The last thing I want to do is silence you. It is too much fun responding.
I, too, affirm the above.
So you both affirm and deny the existence of God, affirm and deny that God is a being, affirm and deny that God can be adequately conceived. That certainly is useful as a way of attacking everyone no matter what they say. For you both are right but for others who do not agree with you both are wrong.
Just say what you mean: free thinking not allowed.
It has nothing to do with free thinking and everything to do with evasive thinking and evasive arguments.
Really? Once again (as usual) you shoot your mouth off without knowing what you’re talking about.
This is a succinct statement, in his own words, of Tillich's criticism of classical theism:
The God of the theological theism is a being besides others and as such a part of the whole reality. He is certainly considered its most important part, but as a part and therefore as subjected to the structure of the whole.
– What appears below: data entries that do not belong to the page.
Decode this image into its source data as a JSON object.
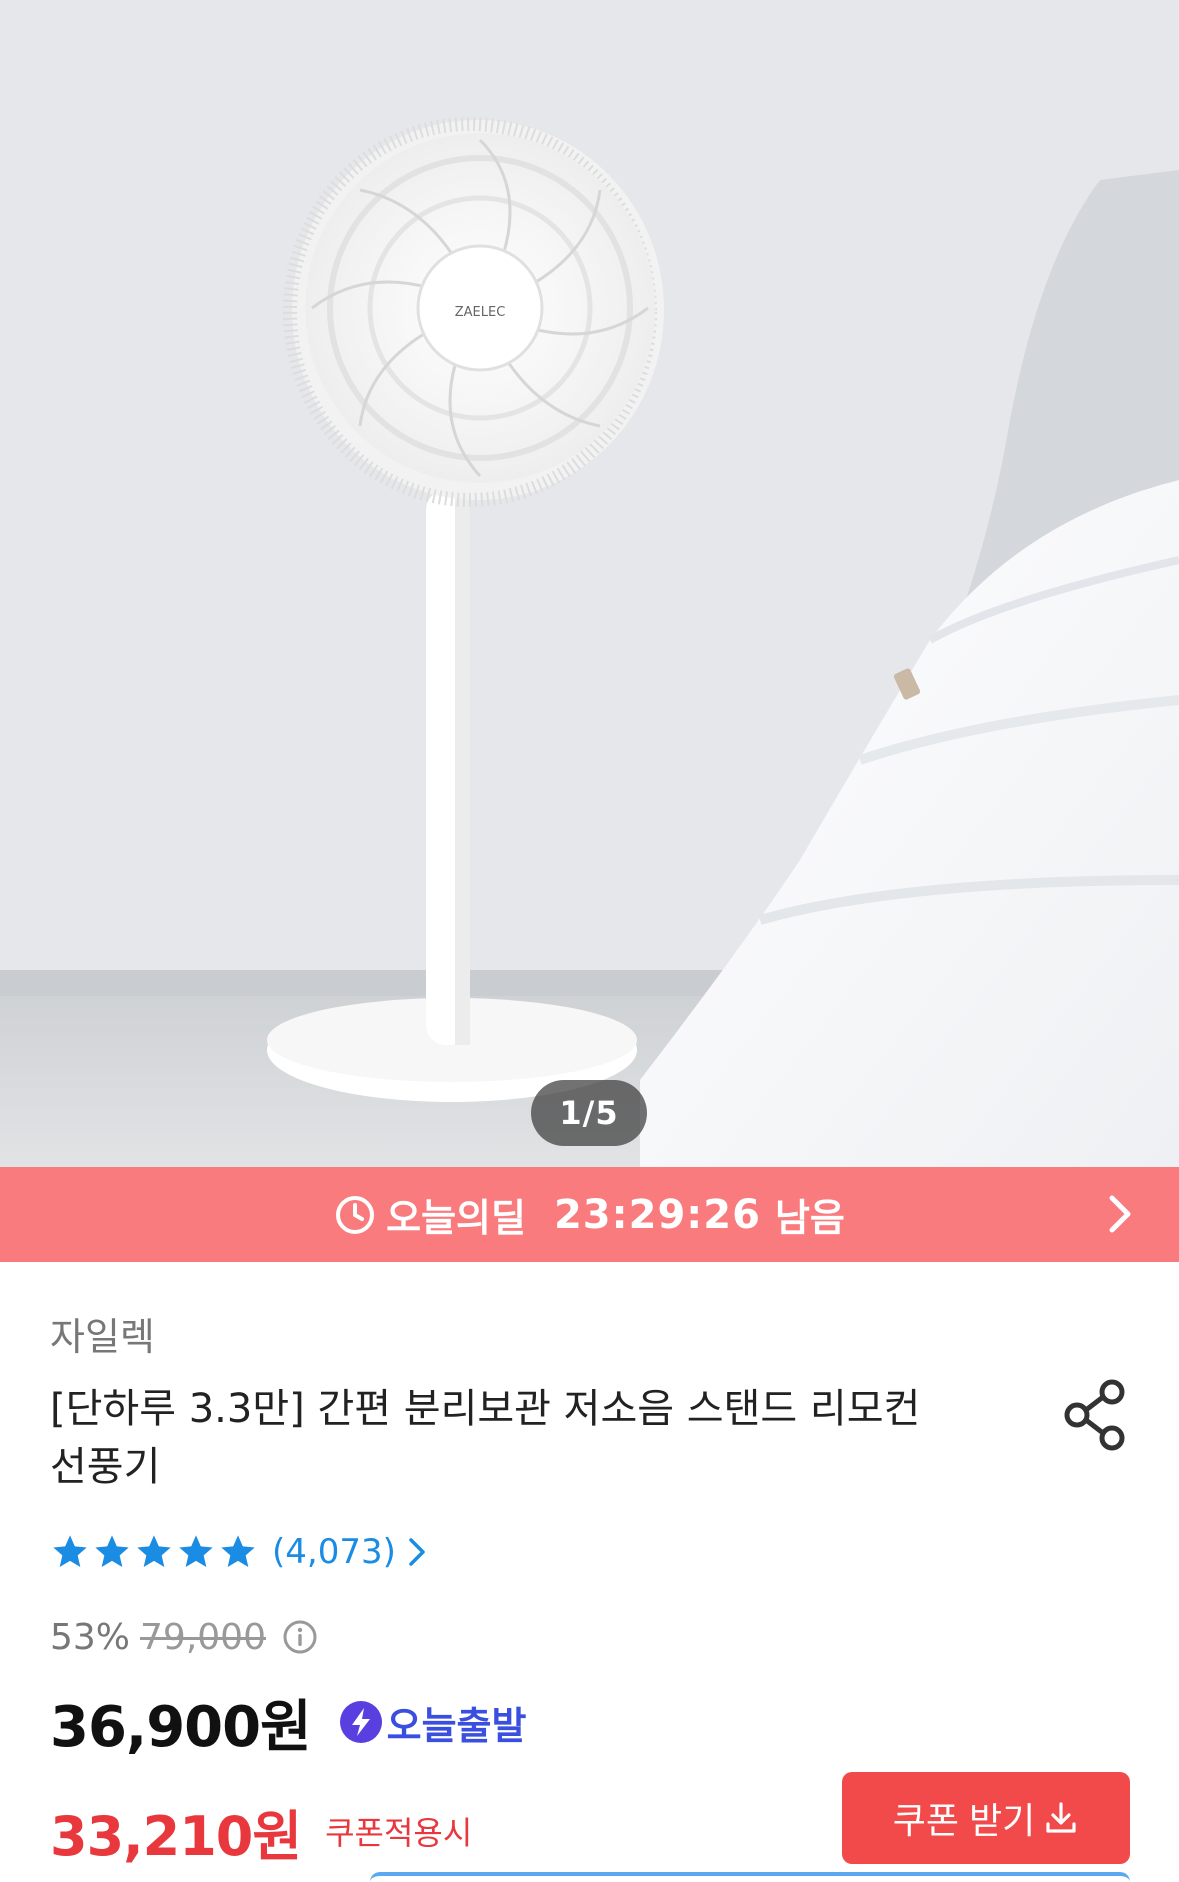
{
  "gallery": {
    "fan_logo_text": "ZAELEC",
    "pager": "1/5"
  },
  "deal": {
    "label": "오늘의딜",
    "countdown": "23:29:26",
    "suffix": "남음",
    "color": "#f97b7d"
  },
  "product": {
    "brand": "자일렉",
    "title": "[단하루 3.3만] 간편 분리보관 저소음 스탠드 리모컨 선풍기",
    "rating": {
      "stars": 5,
      "review_count": "(4,073)"
    },
    "discount_rate": "53%",
    "original_price": "79,000",
    "price": "36,900원",
    "shipping_badge": "오늘출발",
    "coupon_price": "33,210원",
    "coupon_note": "쿠폰적용시",
    "coupon_button": "쿠폰 받기"
  },
  "colors": {
    "accent_red": "#e8383d",
    "star_blue": "#1a8ce3",
    "shipping_purple": "#3a4fe0"
  }
}
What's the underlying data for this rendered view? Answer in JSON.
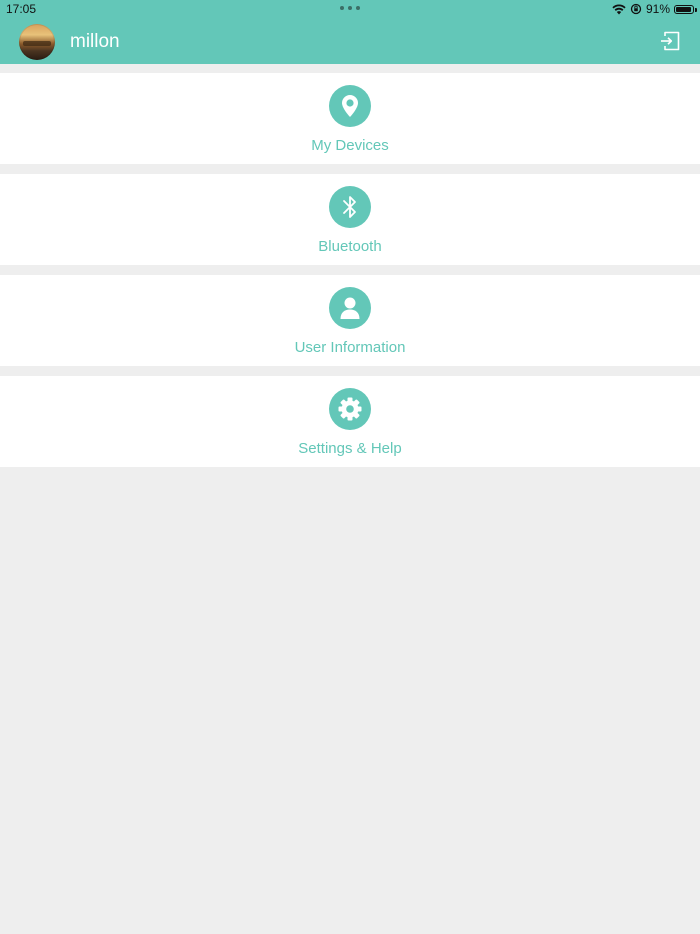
{
  "status_bar": {
    "time": "17:05",
    "battery": "91%",
    "battery_level": 0.91
  },
  "header": {
    "username": "millon",
    "logout_icon": "logout-icon"
  },
  "menu": {
    "items": [
      {
        "label": "My Devices",
        "icon": "location-pin-icon"
      },
      {
        "label": "Bluetooth",
        "icon": "bluetooth-icon"
      },
      {
        "label": "User Information",
        "icon": "user-icon"
      },
      {
        "label": "Settings & Help",
        "icon": "gear-icon"
      }
    ]
  },
  "colors": {
    "accent": "#63c7b8",
    "background": "#eeeeee",
    "card": "#ffffff"
  }
}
He is supposed to be beyond the ontological elements and categories which constitute reality. But every statement subjects him to them. He is seen as a self which has a world, as an ego which relates to a thought, as a cause which is separated from its effect, as having a definite space and endless time. He is a being, not being-itself. (Courage to Be, p.184)
Here we have the source of the inherent contradiction at the heart of your claims. You want to have it both ways, to keep classical theism and Tillich’s rejection of classical theism. Thus you cannot take a step without tripping over your feet.
God is Existence-Itself … it’s expressed in the Summa Theologica
Why quote some unidentified person instead of Tillich himself? Why not quote the Summa Theologica itself?
From the Summa Theologica: Question 2, article 3:
Therefore we cannot but postulate the existence of some being having of itself its own necessity, and not receiving it from another, but rather causing in others their necessity. This all men speak of as God. (third way)
Therefore there must also be something which is to all beings the cause of their being, goodness, and every other perfection; and this we call God. (fourth way)
Therefore some intelligent being exists by whom all natural things are directed to their end; and this being we call God. (firth way)
God is the first being, as shown above Question , Article ) (Question 3, Article 7).
Not all theologians agree with Tillich or with the classical theists or whoever else you drag into the argument. There are many ways to frame the questions. Attacking others because they do not share your conceptual framework is a sign of philosophical immaturity.
Just another dodge.
You do not dodge what is a fundamental issue that you are not adequately prepared to deal with by claiming it is a dodge.